As smoke filled the theater at the Singapore Art Museum, enshrouding a captive audience in the performance of Tzu Nyen Ho’s, The Cloud of Unknowing, the viewer was confronted with the reality that film is not necessarily a contained element within the space of the screen. As eight post-apocalyptic, cloud-infused scenes unfolded in a decaying apartment building on the outskirts of Singapore, what might have been construed as safe and distant within the illusion of film oozed out in a frenzy of smoke, drones, voices, and noise.
The sensorial power of the smoke-filled theater brought the metaphor of the cloud, inspired by symbolic representations derived from Western and Eastern philosophic and artistic inquiry, directly into the viewer’s physical space in an unspeakable moment of nightmarish, collective intimacy: a hallucinatory spectacle that transcended metaphor, symbolism, and any notion of the suspension of disbelief. The experience was only heightened by the earplugs that were distributed prior to the performance, intended to mask the excessively loud score, but in the end, really served to plunge us even deeper into this disintegrating world.
There is a sense that beneath the orderly, clean culture of Singapore lies something else – an underworld – a dimension of “unknowing,” a disturbingly deep realm of the unconscious, a place to be avoided, ignored, and not seen. But in The Cloud of the Unknowing, there is no escape. For 35 minutes, the audience is forced to contend with the other side of reality.

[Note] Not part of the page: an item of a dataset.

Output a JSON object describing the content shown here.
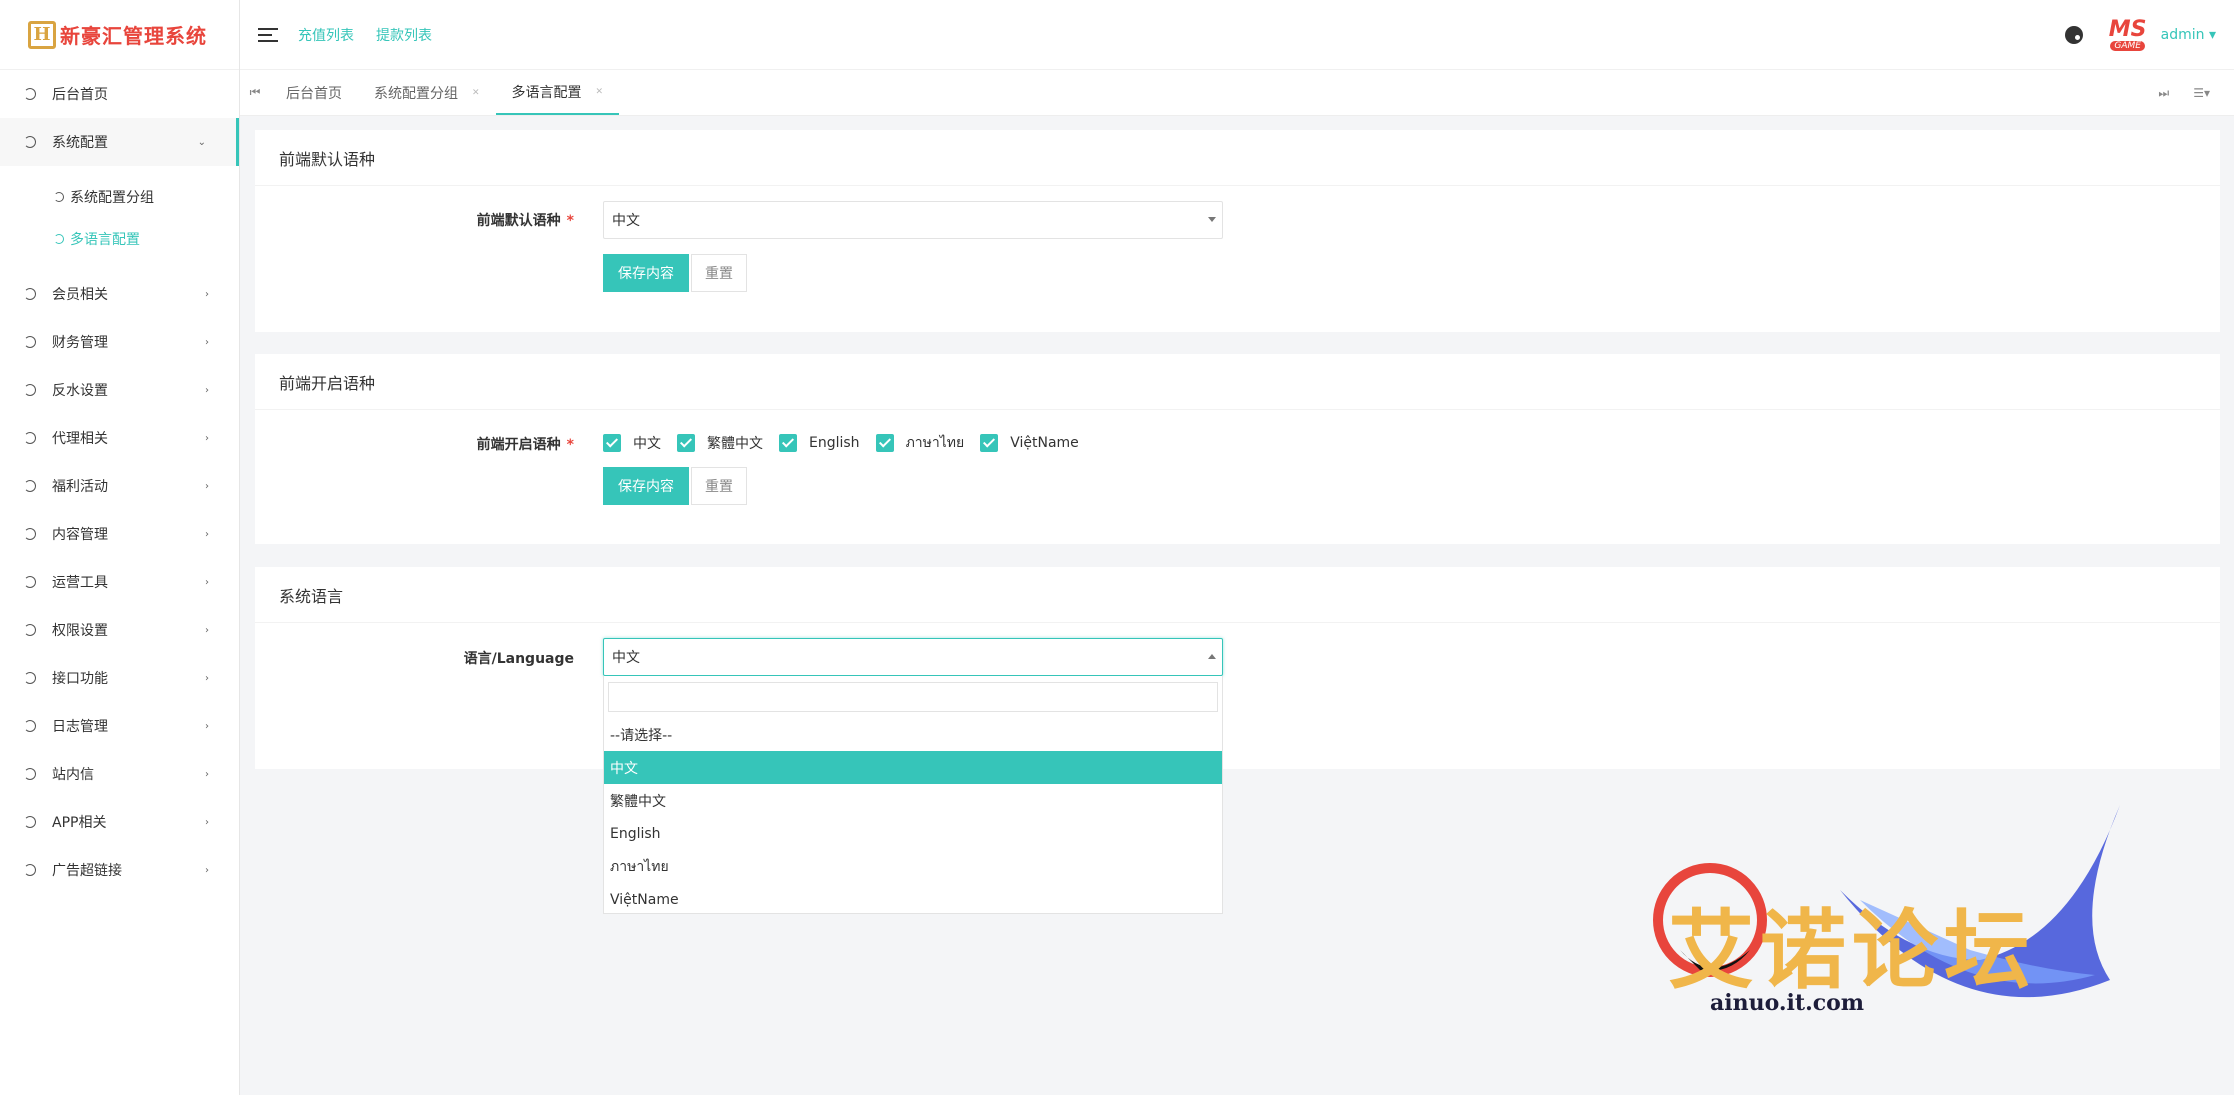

No, the theater is not always safe, as one might think in the comfort of the lights going down, as the cloud invades the dark safety of the room, “exploding the frame” in a gripping and punishing assault on the senses. In Tzu Nyen Ho’s theater of the sensorial, the grotesque, the ugly and the deformed are acknowledge and confronted. You cannot shy away from his world when characters emerge from behind the screen and infiltrate the space, working their way slowly through thick smoke, to become planted squarely in our presence: where we find ourselves in the obscure and cloudy realm of the unknowing.